- _Your goal_:
Take every line containing "this" from the material and copy it.
· · · · ·
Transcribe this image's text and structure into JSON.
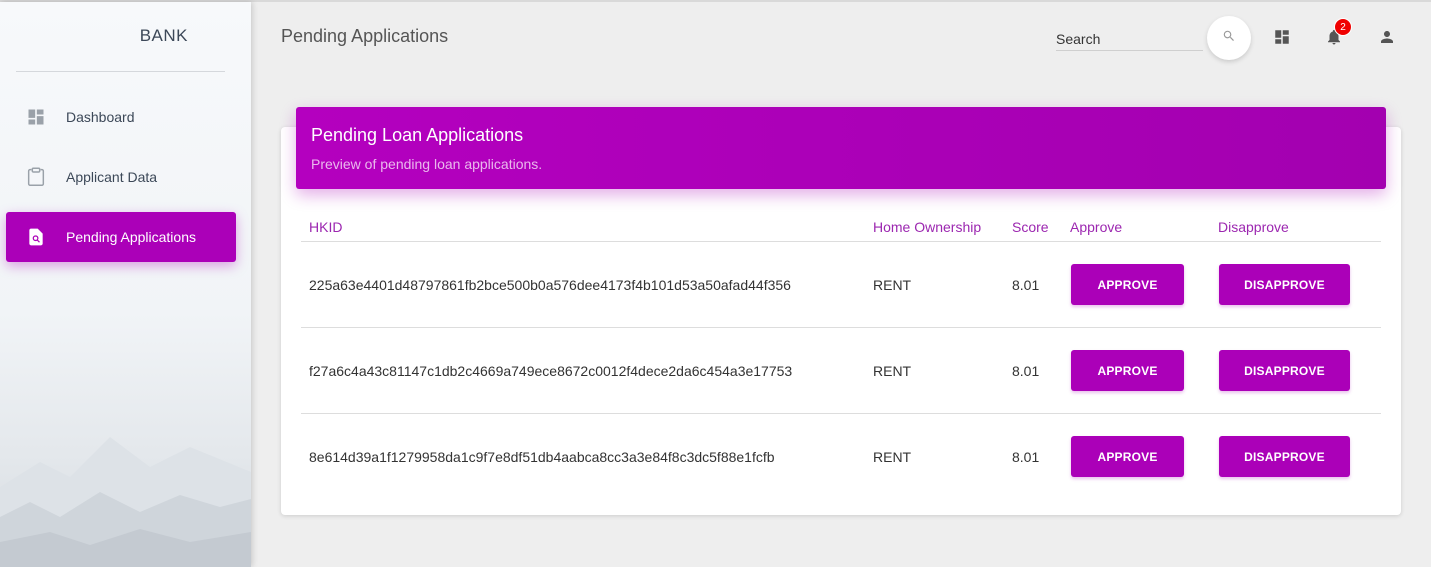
{
  "sidebar": {
    "brand": "BANK",
    "items": [
      {
        "label": "Dashboard",
        "icon": "dashboard-icon",
        "active": false
      },
      {
        "label": "Applicant Data",
        "icon": "clipboard-icon",
        "active": false
      },
      {
        "label": "Pending Applications",
        "icon": "search-document-icon",
        "active": true
      }
    ]
  },
  "header": {
    "title": "Pending Applications",
    "search_placeholder": "Search",
    "notification_count": "2"
  },
  "card": {
    "title": "Pending Loan Applications",
    "subtitle": "Preview of pending loan applications.",
    "columns": [
      "HKID",
      "Home Ownership",
      "Score",
      "Approve",
      "Disapprove"
    ],
    "rows": [
      {
        "hkid": "225a63e4401d48797861fb2bce500b0a576dee4173f4b101d53a50afad44f356",
        "ownership": "RENT",
        "score": "8.01"
      },
      {
        "hkid": "f27a6c4a43c81147c1db2c4669a749ece8672c0012f4dece2da6c454a3e17753",
        "ownership": "RENT",
        "score": "8.01"
      },
      {
        "hkid": "8e614d39a1f1279958da1c9f7e8df51db4aabca8cc3a3e84f8c3dc5f88e1fcfb",
        "ownership": "RENT",
        "score": "8.01"
      }
    ],
    "approve_label": "APPROVE",
    "disapprove_label": "DISAPPROVE"
  },
  "colors": {
    "accent": "#ab00b8",
    "header_text": "#9c27b0",
    "badge": "#f00000"
  }
}
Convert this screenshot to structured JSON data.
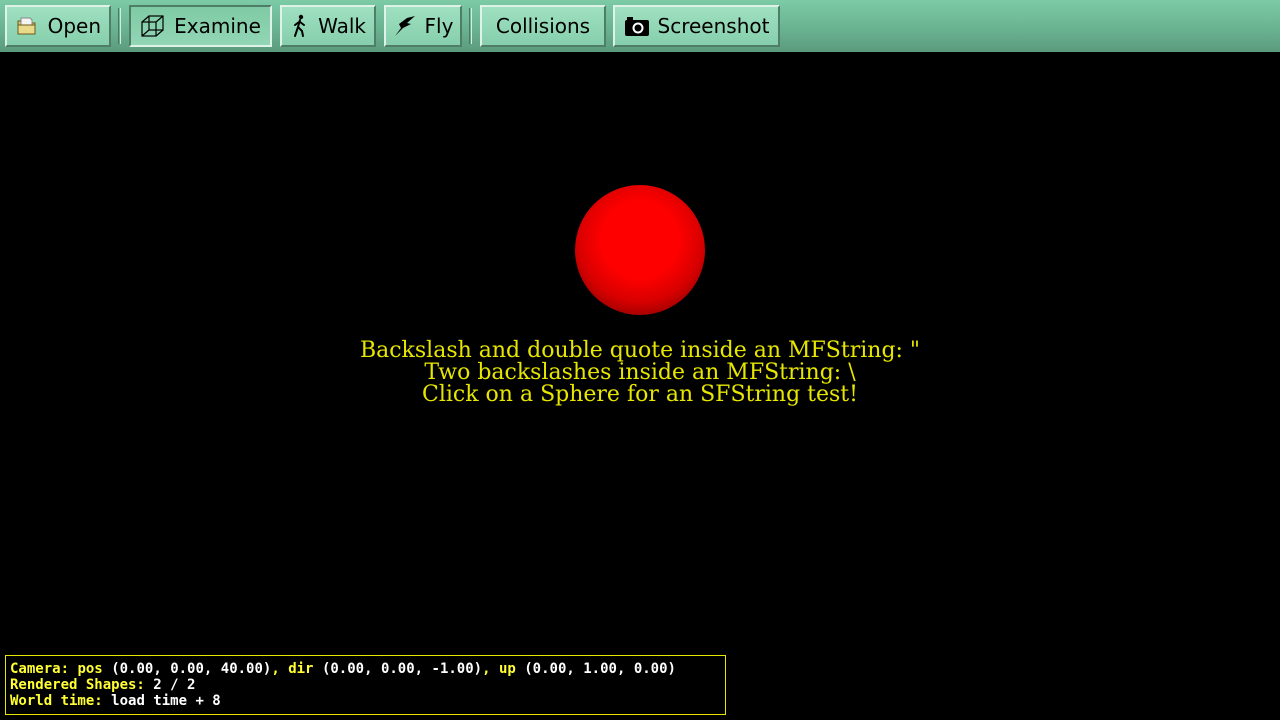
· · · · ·
- _Solved problem_:
Transcribe this image's text and structure into JSON.
Convert this screenshot to structured JSON data.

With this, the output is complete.